> [Work to be completed] Based on the listing below, report how many lines contain the word "Array". Nothing but the number, please.
*** Opening Extracted entries ***
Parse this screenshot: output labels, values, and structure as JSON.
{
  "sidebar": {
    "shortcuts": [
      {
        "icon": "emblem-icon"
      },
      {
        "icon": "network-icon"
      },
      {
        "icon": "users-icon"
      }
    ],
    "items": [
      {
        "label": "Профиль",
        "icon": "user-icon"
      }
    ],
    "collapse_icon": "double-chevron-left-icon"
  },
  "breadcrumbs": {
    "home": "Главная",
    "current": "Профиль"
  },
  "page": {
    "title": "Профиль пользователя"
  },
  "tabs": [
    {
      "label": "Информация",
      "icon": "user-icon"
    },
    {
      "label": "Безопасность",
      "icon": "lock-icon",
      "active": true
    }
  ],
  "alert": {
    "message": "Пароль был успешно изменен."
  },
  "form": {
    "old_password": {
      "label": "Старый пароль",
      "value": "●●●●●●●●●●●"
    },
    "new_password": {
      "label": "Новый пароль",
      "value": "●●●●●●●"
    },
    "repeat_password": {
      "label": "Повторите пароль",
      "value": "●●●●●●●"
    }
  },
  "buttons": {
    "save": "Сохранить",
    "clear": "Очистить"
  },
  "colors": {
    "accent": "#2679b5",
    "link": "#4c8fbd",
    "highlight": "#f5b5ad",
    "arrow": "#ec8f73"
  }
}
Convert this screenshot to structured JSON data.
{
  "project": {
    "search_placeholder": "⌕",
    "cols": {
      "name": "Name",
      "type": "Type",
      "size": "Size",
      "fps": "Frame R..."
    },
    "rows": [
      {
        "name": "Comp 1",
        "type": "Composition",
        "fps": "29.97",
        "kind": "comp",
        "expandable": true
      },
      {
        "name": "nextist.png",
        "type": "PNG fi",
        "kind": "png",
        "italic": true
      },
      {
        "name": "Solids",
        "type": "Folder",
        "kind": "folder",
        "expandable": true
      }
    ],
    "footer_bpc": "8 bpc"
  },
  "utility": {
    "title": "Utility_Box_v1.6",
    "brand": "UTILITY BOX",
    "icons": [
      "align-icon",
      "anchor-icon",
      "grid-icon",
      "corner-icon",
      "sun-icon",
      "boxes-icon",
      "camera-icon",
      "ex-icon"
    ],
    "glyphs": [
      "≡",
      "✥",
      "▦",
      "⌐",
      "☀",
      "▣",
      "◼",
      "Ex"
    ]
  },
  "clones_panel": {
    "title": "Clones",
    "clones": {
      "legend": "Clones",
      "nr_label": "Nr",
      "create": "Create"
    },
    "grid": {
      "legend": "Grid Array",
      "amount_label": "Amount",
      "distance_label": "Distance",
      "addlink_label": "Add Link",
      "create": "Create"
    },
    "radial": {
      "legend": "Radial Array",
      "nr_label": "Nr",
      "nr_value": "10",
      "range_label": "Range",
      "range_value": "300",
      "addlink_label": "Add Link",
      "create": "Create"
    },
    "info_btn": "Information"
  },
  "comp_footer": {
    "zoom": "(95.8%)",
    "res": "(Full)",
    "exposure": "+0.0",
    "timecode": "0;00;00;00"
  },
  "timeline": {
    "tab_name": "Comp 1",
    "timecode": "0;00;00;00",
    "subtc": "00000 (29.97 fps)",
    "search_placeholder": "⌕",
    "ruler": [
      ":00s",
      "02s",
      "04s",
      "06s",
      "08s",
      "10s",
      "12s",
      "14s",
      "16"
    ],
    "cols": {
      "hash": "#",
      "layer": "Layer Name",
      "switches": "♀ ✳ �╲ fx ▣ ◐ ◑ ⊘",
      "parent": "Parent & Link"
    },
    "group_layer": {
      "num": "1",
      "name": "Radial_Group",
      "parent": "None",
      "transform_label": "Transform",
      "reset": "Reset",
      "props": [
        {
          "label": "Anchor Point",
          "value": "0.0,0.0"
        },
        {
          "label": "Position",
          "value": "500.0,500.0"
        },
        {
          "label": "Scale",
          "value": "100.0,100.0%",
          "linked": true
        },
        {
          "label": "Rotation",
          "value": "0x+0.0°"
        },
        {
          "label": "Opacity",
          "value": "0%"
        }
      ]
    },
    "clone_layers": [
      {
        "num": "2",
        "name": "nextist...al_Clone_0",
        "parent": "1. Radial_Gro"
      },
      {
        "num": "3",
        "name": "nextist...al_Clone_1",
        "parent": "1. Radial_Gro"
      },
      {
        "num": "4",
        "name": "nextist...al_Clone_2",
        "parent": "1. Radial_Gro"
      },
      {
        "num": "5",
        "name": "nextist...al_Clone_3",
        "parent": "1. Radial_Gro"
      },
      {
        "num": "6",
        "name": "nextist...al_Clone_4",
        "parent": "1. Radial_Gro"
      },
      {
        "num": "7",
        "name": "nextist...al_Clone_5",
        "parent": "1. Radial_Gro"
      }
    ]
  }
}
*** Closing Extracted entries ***
> [Task answer] 2